The key to overhauling the image of government may lie within agencies themselves.
It's not surprising that young workers in the United States would pick Google, Apple and Facebook among places they would most like to work. What may be surprising is that they also rate three federal agencies highly: the State Department, the FBI and the CIA.
But that's what a recent survey showed. Research firm Universum asked 6,700 professionals under age 40 with one to eight years' work experience for their views on the best places to work. The State Department came in fourth (just above Walt Disney), while the FBI took the seventh slot, and the CIA ranked 10th. Other firms in the top 10 included Amazon, Microsoft and Sony.
The federal agencies that made the list tend to have a reputation for world-changing work. And they, along with other government organizations, could be viewed as safe havens in an uncertain economy: "Stability is still very much a concern and people equate government jobs with stability," Universum's Chris Cordery told The Wall Street Journal.
Still, with the country's political class working overtime to tear down government's reputation, these and other survey results are an encouraging sign that some agencies still have strong brands in the public eye. For example, when Universum asked college students their views on where they'd like to work, some federal agencies fared very well.

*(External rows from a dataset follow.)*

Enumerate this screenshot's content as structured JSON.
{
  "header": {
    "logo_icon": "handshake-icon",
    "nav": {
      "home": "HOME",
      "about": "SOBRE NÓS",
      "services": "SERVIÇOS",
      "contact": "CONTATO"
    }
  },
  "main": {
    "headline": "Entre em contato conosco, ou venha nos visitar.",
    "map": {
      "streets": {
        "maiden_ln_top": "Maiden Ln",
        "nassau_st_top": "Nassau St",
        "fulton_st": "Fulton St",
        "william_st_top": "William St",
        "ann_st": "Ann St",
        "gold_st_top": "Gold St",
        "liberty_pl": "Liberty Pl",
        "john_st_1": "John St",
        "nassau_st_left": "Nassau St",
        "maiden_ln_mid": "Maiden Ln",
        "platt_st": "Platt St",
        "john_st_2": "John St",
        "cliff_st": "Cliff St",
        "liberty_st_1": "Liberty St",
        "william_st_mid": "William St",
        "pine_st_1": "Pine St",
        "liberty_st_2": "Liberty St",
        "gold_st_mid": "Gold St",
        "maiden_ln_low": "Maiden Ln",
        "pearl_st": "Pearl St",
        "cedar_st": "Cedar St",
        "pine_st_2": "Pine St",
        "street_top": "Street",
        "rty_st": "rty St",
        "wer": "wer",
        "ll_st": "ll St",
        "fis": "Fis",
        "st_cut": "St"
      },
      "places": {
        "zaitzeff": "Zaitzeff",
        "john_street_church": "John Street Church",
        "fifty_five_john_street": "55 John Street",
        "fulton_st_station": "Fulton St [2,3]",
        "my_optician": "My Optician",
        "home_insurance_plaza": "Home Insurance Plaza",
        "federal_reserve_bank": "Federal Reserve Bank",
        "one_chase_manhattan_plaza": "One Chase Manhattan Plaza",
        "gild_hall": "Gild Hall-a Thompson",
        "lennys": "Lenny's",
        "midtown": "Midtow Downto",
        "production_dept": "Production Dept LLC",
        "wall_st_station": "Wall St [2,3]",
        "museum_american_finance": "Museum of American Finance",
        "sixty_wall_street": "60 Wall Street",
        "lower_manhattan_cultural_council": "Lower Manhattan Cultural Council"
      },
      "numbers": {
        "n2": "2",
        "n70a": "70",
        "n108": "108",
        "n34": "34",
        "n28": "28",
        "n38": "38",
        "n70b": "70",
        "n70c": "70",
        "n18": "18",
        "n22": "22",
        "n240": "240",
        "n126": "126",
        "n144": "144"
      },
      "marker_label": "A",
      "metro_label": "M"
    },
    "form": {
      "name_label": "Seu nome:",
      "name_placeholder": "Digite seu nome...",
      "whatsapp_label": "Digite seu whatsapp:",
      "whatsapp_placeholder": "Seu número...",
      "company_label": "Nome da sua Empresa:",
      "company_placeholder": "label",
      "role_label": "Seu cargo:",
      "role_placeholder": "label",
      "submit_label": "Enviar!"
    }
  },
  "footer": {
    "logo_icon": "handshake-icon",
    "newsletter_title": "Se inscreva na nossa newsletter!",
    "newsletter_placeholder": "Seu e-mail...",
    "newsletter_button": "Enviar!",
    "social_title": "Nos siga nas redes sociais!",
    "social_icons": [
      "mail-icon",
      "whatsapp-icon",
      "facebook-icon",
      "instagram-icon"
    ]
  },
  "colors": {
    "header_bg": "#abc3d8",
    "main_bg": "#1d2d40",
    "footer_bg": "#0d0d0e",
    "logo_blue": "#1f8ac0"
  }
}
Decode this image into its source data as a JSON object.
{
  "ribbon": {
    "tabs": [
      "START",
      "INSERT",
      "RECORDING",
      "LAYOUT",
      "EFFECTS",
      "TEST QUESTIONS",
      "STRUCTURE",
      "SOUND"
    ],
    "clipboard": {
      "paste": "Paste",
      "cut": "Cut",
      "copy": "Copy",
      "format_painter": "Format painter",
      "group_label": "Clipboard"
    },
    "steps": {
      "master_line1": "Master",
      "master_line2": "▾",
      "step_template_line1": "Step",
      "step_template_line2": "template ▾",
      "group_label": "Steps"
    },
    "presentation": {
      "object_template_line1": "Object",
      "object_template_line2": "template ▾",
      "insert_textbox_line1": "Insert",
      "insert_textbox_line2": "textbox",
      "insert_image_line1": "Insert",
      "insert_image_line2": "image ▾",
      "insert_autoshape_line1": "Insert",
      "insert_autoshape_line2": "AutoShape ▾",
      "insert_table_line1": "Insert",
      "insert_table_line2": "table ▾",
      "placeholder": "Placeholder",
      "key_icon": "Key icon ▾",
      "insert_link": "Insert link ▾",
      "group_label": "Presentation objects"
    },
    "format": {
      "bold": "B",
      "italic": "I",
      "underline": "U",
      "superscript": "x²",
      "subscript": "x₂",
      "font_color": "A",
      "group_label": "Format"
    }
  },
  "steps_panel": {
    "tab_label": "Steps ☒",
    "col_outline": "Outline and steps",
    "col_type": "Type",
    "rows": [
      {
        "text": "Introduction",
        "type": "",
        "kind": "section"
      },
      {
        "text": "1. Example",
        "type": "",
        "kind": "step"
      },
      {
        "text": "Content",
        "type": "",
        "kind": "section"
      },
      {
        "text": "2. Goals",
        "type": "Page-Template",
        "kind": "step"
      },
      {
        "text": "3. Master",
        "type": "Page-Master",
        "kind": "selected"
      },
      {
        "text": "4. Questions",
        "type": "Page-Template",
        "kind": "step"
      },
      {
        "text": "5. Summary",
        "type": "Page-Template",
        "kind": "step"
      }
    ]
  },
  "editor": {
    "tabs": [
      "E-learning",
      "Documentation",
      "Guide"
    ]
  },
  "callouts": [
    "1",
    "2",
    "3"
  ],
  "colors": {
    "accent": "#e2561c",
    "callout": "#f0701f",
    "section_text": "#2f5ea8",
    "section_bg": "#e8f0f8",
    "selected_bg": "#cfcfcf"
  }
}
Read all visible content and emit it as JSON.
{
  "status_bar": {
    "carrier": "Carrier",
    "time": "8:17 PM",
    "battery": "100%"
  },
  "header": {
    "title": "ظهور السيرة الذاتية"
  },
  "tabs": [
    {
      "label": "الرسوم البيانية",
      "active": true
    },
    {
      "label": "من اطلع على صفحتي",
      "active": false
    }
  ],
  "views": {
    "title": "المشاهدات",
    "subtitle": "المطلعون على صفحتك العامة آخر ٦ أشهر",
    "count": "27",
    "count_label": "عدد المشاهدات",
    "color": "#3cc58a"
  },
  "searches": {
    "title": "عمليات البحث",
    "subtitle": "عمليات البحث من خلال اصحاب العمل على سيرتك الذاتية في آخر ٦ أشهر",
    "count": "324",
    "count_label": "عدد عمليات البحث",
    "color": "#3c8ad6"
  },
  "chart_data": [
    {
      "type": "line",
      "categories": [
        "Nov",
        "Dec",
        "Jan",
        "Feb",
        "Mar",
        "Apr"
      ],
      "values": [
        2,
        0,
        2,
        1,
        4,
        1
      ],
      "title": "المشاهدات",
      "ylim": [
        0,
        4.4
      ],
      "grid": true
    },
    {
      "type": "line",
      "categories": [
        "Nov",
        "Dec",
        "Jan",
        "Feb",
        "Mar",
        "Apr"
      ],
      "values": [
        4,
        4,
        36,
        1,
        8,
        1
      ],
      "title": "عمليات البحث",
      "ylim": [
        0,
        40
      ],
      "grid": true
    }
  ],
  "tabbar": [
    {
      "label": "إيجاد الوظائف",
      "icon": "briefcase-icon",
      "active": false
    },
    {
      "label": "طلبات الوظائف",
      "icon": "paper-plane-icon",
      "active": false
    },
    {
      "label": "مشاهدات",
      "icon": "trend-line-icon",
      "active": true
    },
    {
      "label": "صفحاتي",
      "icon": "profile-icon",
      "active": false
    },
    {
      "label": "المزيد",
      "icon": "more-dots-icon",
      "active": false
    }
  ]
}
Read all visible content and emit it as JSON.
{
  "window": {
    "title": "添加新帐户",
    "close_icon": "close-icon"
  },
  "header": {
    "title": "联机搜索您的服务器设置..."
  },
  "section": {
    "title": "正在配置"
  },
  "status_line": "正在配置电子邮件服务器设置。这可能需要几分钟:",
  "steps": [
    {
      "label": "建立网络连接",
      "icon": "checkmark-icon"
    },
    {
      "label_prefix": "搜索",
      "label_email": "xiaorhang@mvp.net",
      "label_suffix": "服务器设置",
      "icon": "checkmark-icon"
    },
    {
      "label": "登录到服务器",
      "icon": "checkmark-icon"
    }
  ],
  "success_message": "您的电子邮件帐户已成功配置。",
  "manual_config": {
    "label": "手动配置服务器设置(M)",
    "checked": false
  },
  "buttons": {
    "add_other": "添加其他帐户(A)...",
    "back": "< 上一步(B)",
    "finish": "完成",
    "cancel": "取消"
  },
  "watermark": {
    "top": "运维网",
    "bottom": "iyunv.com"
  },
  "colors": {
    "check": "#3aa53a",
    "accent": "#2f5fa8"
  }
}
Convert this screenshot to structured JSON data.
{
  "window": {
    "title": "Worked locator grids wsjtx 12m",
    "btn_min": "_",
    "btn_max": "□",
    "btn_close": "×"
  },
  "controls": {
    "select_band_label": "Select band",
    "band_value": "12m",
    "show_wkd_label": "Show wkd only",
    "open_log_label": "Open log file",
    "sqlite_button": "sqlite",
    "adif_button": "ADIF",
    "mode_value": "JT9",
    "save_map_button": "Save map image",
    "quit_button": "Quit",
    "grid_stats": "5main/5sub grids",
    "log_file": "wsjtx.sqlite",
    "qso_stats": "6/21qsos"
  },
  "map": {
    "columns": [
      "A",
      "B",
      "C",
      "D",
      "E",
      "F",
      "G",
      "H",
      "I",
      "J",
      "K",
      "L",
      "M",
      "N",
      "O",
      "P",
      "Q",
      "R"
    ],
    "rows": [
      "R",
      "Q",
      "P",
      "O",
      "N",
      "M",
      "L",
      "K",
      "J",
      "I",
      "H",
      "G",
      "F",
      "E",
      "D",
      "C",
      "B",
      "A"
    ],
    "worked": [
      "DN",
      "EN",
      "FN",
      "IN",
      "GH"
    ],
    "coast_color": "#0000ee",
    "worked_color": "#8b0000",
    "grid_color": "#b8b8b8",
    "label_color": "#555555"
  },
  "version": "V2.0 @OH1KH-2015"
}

In the engineering field, for example, NASA came in No. 1, ahead of Google, Boeing and Lockheed Martin. The Energy Department ranked eighth and the Environmental Protection Agency was 14th. In the natural sciences, federal agencies dominated the top 10 rankings, with the National Institutes of Health, Centers for Disease Control and Prevention, Peace Corps, EPA, NASA and the FBI all listed in the upper ranks. Even in the information technology field, where private sector companies have long captured the imagination of many young people, five agencies grabbed slots among the top 20 potential employers: NASA, the FBI, National Security Agency, the CIA and the Defense Department.
That's a ray of hope in an era when, as Charlie Clark points out in this month's cover story, the overall brand of government has been severely tarnished in the public eye. The percentage of people who say they have confidence in the federal government has dropped below 30 percent after rebounding briefly following the 9/11 attacks. According to the Pew Research Center, only 11 percent of Americans say they're "basically content" with their government.
When you compare these results to the surveys of agencies as potential employers, it seems clear-and not at all shocking-that the dissatisfaction stems largely from the political process. To the extent federal agencies have a perception problem, it's due mostly to guilt by association. When Americans look at Congress and the White House, they see dysfunction playing out on a grand scale. The problem is, the dysfunction also extends to a "blame the bureaucracy" mentality among the political class that has been in place for decades.
To counter that image, federal labor unions, good government groups and other organizations are working overtime on brand-building exercises, from awards programs to placards on buses. We'll see how much impact they have. But what government really needs over the long haul is a fresh group of committed, dedicated employees who can tell their friends and families about the exciting, challenging work they get to do at mission-driven federal agencies. And all that requires, in turn, is agencies that provide such opportunities.
That may not be easy, but at least it's an area in which agency leaders can exercise some degree of control.